WHAT YOU WILL DO: Whenever the word "Sounds" turns up in a line of the data below, copy that line.

(Beginning of RECORDS FOR PROCESSING)

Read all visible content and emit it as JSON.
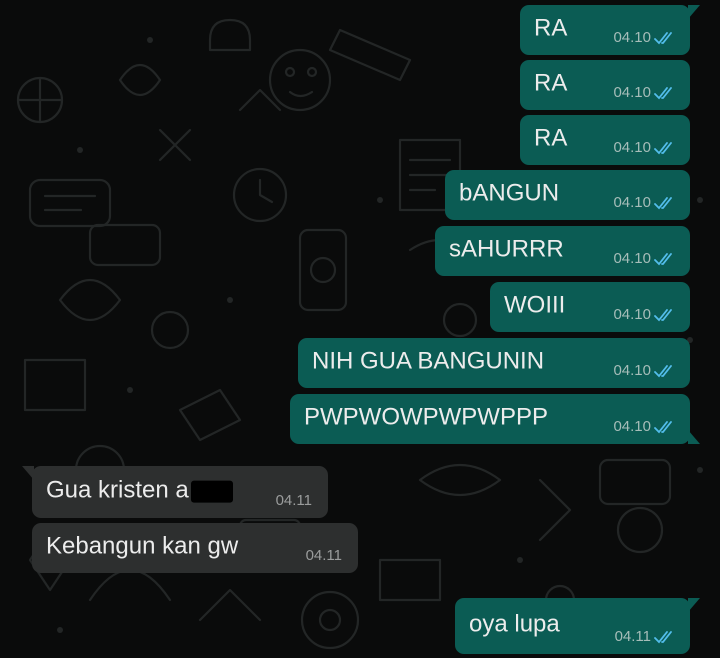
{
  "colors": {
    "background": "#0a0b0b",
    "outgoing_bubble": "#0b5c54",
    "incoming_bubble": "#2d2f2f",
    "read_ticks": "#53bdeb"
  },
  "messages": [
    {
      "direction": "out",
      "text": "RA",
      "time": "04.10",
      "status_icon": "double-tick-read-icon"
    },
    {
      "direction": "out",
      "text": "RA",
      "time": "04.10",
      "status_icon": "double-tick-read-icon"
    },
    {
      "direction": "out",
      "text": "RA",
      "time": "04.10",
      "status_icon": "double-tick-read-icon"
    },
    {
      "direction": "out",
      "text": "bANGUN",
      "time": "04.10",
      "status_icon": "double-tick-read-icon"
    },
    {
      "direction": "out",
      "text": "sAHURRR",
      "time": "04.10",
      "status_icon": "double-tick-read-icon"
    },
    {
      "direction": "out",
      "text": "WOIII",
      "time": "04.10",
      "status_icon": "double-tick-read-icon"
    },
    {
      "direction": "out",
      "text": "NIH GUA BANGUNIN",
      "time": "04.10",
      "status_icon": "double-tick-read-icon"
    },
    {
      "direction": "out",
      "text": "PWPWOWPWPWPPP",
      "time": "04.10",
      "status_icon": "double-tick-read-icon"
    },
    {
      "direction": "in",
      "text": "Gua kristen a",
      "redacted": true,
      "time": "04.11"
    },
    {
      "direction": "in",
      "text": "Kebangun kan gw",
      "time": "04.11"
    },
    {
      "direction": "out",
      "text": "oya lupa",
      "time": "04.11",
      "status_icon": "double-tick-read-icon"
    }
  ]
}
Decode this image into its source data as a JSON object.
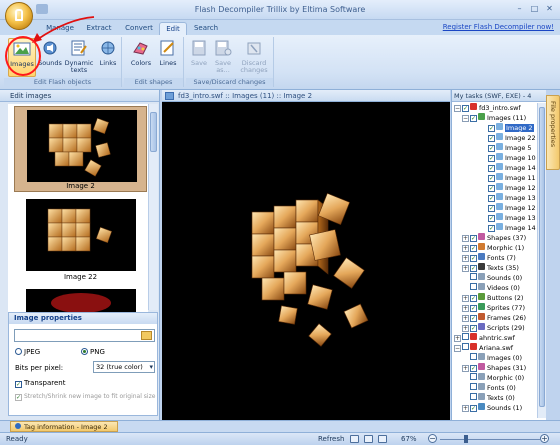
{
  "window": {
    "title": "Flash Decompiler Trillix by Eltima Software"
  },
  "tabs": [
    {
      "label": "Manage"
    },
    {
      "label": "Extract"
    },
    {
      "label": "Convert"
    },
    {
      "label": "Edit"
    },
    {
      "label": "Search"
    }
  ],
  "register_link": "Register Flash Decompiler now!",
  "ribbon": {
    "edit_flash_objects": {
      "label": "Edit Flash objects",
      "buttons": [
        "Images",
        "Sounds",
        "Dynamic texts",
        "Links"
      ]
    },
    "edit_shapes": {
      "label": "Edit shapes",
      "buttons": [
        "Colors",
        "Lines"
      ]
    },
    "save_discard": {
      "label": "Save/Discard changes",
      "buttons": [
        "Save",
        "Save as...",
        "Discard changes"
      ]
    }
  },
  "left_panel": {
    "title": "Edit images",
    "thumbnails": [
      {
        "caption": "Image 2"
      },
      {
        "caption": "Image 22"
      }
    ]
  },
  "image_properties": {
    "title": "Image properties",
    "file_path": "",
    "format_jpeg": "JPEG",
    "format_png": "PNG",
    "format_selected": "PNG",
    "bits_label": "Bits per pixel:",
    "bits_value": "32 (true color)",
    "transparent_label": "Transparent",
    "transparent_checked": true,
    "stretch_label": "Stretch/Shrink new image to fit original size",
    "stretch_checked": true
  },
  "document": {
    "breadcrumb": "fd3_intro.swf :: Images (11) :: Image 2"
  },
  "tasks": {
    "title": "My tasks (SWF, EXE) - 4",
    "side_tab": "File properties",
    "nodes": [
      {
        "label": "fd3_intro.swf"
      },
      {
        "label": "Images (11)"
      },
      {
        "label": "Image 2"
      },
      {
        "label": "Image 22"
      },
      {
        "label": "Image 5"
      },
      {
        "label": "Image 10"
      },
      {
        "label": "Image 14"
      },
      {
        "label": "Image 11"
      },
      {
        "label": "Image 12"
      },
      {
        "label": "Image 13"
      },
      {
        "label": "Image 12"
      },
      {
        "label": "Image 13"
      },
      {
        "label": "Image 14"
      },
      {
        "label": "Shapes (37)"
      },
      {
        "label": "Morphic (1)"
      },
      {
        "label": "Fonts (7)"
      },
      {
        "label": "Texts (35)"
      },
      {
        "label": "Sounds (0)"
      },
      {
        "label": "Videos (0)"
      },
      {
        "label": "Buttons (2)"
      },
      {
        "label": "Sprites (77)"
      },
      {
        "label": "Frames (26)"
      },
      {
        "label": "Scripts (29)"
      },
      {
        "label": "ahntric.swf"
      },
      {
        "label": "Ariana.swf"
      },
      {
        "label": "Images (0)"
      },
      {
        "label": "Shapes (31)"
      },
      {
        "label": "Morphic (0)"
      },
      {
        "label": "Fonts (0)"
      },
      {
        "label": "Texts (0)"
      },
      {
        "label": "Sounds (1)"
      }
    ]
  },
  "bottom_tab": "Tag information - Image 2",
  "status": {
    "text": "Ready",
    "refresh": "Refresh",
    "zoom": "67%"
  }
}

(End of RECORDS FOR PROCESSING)
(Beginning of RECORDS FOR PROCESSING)

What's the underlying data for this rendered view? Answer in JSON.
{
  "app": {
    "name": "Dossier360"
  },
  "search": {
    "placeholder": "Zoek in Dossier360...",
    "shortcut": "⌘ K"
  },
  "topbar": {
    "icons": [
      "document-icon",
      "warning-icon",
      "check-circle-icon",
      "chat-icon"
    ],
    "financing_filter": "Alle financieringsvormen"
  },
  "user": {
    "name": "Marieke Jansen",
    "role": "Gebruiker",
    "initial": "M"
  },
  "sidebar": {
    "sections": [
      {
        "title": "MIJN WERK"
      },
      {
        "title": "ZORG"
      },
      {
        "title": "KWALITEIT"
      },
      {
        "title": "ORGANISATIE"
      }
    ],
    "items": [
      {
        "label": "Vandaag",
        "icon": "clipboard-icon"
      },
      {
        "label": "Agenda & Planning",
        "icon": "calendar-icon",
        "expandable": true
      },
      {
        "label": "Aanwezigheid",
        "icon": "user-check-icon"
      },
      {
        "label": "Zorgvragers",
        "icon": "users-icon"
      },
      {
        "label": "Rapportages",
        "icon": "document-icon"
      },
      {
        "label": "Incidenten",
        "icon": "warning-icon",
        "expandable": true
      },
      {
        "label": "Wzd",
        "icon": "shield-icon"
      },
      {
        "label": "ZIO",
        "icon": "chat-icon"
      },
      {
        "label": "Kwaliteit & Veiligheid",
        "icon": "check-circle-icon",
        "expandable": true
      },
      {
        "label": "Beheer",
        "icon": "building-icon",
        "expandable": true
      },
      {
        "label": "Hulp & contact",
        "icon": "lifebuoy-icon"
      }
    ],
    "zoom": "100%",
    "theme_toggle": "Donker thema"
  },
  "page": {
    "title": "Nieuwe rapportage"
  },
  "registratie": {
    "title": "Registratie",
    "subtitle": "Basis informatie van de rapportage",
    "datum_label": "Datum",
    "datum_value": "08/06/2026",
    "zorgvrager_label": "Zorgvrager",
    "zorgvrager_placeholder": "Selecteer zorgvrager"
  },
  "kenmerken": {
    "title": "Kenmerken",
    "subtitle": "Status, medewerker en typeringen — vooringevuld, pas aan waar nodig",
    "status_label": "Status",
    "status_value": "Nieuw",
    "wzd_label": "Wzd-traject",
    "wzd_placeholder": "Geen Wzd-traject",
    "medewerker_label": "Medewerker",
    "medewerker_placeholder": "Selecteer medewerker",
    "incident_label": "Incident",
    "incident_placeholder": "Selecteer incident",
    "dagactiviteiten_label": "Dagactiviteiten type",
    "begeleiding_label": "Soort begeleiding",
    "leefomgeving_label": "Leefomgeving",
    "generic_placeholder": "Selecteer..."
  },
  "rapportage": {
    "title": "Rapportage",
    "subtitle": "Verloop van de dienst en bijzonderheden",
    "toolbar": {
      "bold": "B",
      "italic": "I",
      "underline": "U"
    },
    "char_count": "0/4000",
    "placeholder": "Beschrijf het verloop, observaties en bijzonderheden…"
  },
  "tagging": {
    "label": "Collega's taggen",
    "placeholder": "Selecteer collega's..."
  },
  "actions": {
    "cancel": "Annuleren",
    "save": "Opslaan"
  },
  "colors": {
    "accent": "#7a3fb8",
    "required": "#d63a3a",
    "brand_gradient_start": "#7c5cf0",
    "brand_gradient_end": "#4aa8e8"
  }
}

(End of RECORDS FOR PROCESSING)

OUTPUT:
        "Sounds",
        "label": "Sounds (0)"
        "label": "Sounds (1)"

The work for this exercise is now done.